Picture the canvas like a head of hair. You can push and pull, tease sections up and plait them into detail, leave other parts wild and tangled. You can add and take away decorations, enliven it with little stuffed birds, diamond pins, spots of light, a branch here or patch of blue sky there.

Picture it like an orchestra, and you are the conductor, an intoxicating feeling, coaxing more sound, more delicacy and fine notes, while always thinking of the whole piece, the beginning and the end. The miracle of painting is that although the process of it is grindingly attached to time, the finished thing is not time dependent. The beginning, middle and end are all there at once like a crash of sound.

Picture it like a garden, where some parts are old-fashioned topiary, where the poor plants have been tortured into resembling the inhabitants of your imagination, and in other parts weeds persist, life persists, an animal life beyond your control. The process of care-taking, of husbandry, is self-limiting – you simply stop when enough has been done, when the thing to be communicated is present and correct, or when you feel like you’ve told the story one too many times. To farm a painting is to allow it its seasons, to respond to it as it grows, to listen to its needs. You have a relationship with the painting, and if you try to control that relationship too much you will find yourself isolated and anxious, with an overwatered garden full of wilting leaves and overblown sentiment.

Even when you are convinced that to be an artist is to be a fool, aping life but not living it, there is always the painting in your studio, needing to be fed and walked, clothed, attended to. You can go and listen to its gripes, its desires, and try to serve it to your best ability, expecting little thanks at the end. You do your duty by it, and that gets you through the moments of cynicism. Painting and being a parent go together pretty well. They can both be very boring. You sit in the playground, hour after hour, watching your children play or gazing into the middle distance. You paint, hour after hour, up against an unyielding surface.
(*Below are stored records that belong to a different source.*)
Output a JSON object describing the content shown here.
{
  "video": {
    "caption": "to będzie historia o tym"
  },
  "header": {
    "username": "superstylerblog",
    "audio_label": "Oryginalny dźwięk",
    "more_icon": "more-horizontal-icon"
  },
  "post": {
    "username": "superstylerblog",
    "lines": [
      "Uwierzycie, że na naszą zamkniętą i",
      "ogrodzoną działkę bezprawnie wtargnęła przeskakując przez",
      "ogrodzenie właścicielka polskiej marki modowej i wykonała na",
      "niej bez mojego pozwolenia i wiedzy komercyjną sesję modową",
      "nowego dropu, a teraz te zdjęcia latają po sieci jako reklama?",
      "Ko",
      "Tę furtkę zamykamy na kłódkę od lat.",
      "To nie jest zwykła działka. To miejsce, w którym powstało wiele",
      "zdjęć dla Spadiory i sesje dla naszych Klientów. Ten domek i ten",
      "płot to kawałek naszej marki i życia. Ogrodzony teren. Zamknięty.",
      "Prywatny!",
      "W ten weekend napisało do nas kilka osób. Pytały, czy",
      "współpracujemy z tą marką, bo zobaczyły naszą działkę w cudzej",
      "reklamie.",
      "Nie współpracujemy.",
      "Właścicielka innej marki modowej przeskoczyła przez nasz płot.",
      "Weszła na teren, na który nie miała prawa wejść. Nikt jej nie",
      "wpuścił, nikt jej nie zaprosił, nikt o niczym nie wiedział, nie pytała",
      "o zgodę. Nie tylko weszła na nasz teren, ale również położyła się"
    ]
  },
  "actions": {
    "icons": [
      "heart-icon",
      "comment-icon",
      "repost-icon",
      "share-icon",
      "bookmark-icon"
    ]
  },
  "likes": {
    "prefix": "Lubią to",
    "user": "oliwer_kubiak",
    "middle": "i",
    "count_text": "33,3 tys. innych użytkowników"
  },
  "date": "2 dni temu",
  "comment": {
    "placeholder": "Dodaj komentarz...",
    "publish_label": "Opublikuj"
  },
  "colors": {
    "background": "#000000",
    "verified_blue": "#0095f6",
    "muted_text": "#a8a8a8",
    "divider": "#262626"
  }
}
But tedium doesn’t matter, because both painting and being a parent are an opportunity to serve something outside of the self. This is a gift, it’s one of the best things life can offer. It relieves you, at least for part of the time, from the uneasiness of self-importance. And both paintings and children do grow up and take on their own lives, which is rewarding and beautiful to see.